Nephi and Lehi obviously believed these stories, since they are cited extensively as evidence of God's existence, his power, and his concern for the people of Israel. The Exodus, and particularly God's mighty acts in delivering captive Israel from Egypt and bringing them into Canaan, are frequently used in this way. Joseph's prophecies (later received by Joseph Smith alongside the materials that would become the Book of Abraham) are said by Lehi to be among the greatest ever. However, just because Lehi and Nephi believed that these events occurred is not irrefutable evidence of their historicity. Neither would have lived until at least 600-1000 years after either event, and the narratives and their place in Jewish lore would be well established and settled by the time Lehi and Nephi came about. To paraphrase another blogger, just because Pres. Monson tells a story about Jean Valjean in conference does not mean that Jean Valjean really existed. As I alluded to in my previous post, I don't think that this fact either destroys the OT or the BoM as a useful source to gain knowledge about the Gospel or our Heavenly Father. These possibly mythical narratives arise as a method to teach deeply-held spiritual values, and they do that just as well as myth as if they were historical.
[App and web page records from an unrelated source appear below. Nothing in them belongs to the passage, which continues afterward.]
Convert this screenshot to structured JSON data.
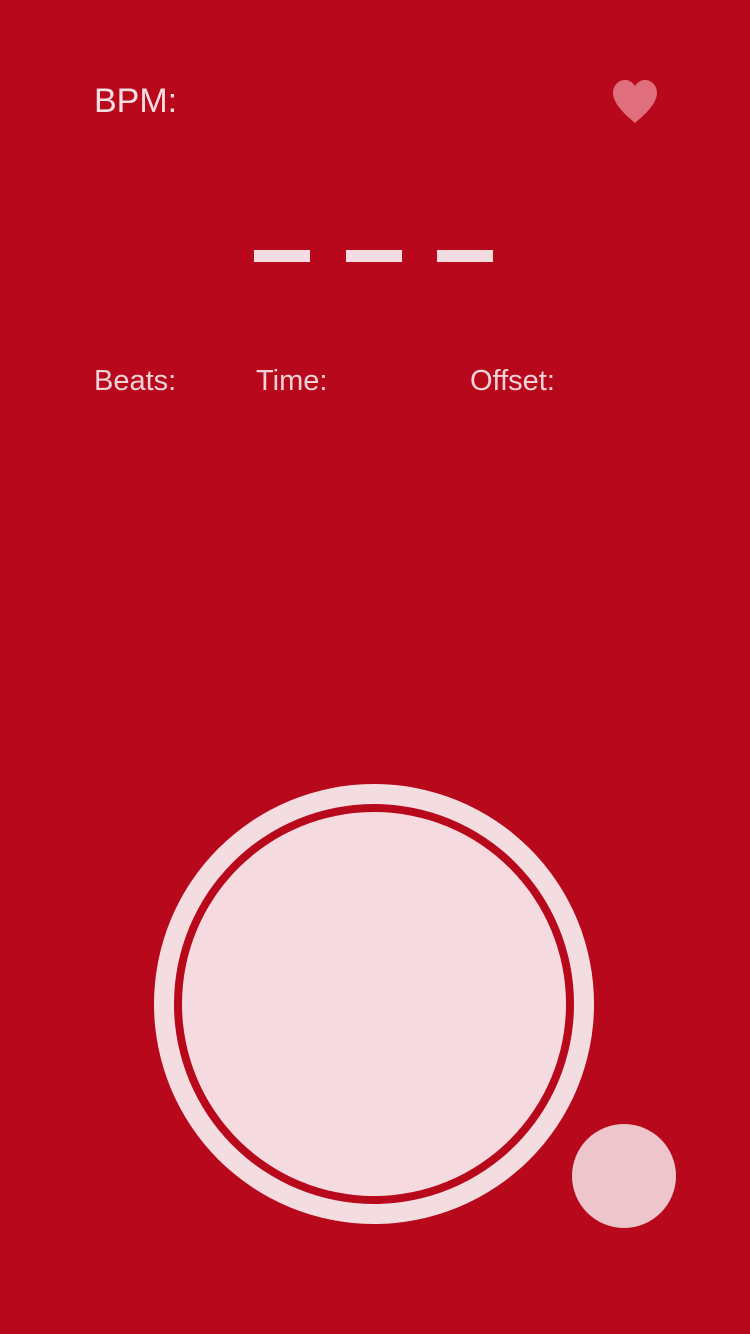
{
  "header": {
    "bpm_label": "BPM:",
    "favorite_icon": "heart-icon"
  },
  "display": {
    "bpm_value_placeholder": "— — —"
  },
  "stats": {
    "beats_label": "Beats:",
    "time_label": "Time:",
    "offset_label": "Offset:"
  },
  "controls": {
    "tap_icon": "circle-button",
    "reset_icon": "circle-button"
  },
  "colors": {
    "background": "#b8081b",
    "text": "#f4dde2",
    "tap_fill": "#f5dbdf",
    "reset_fill": "#ecc6cb",
    "heart_fill": "#df6f7d"
  }
}
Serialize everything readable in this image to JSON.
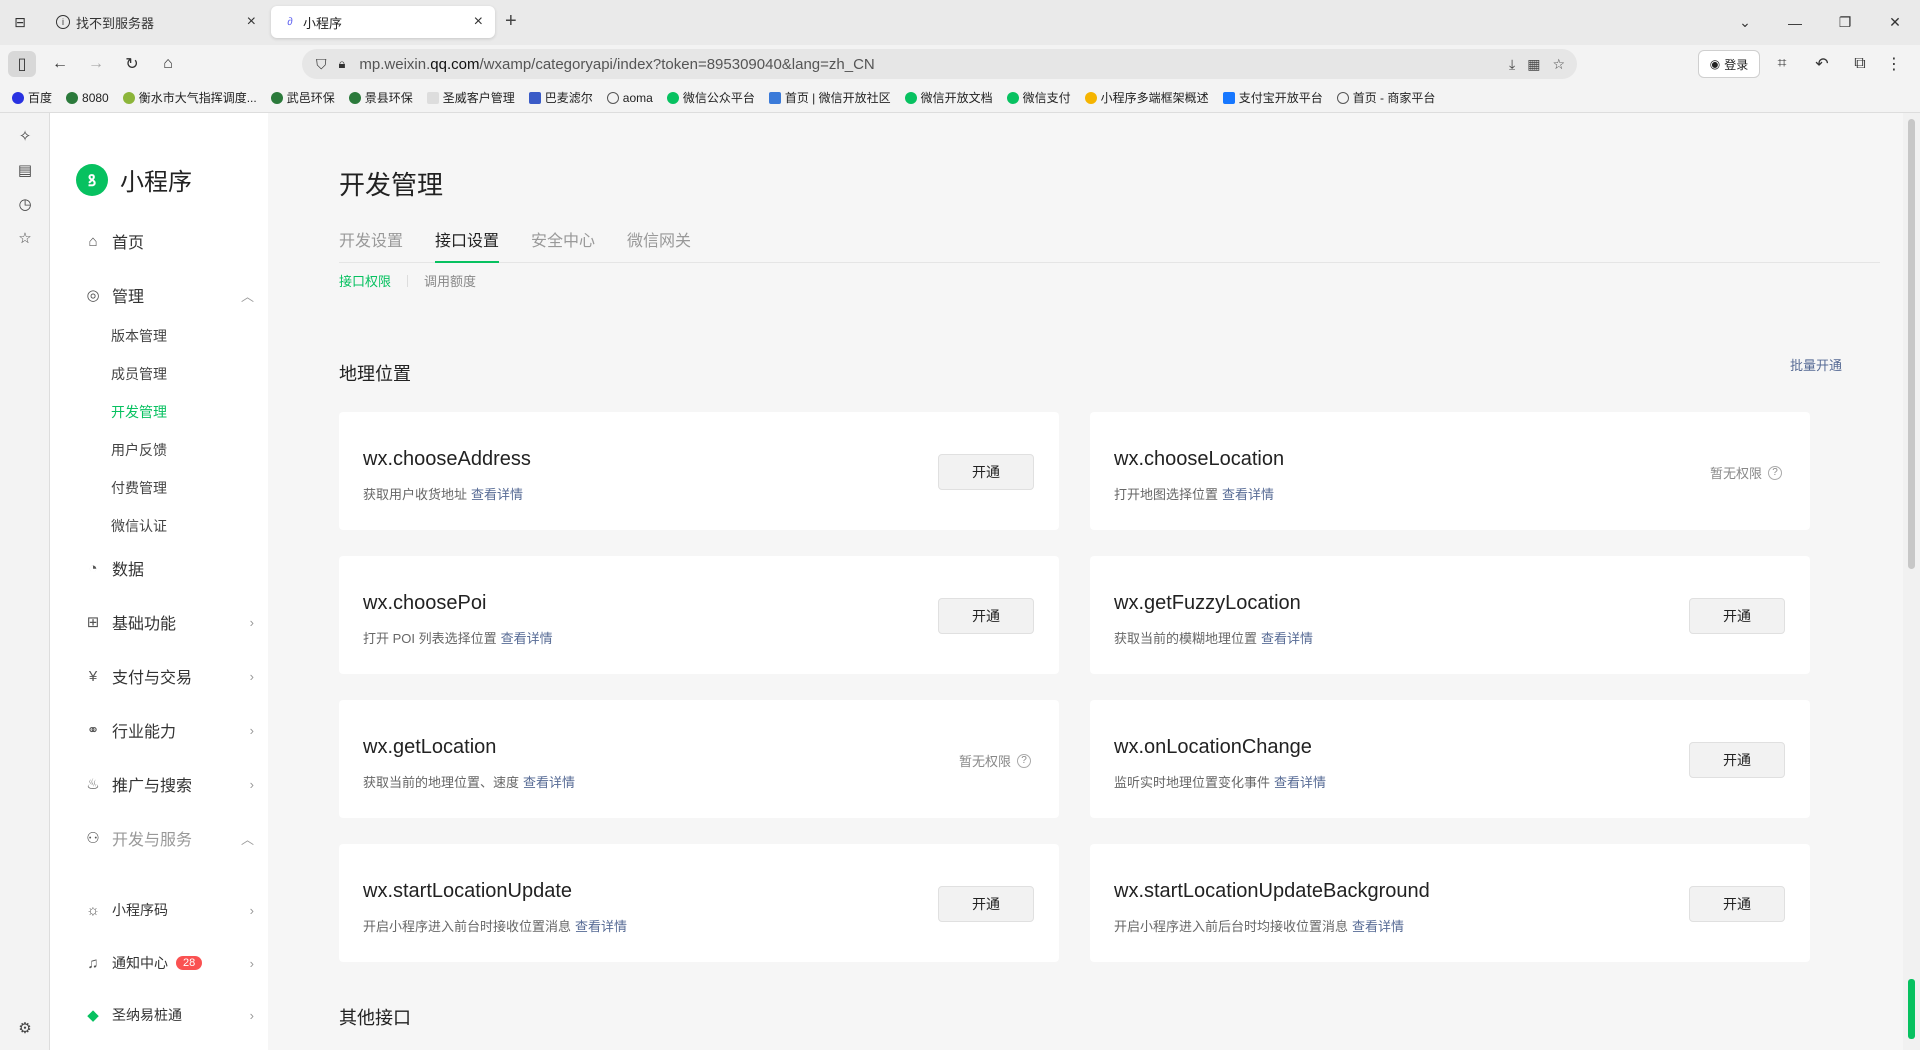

Incidentally, if Lehi and Nephi believed that the narratives were true and taught them as such, it goes without saying that succeeding generations (i.e. Alma) would feel free to quote them as such.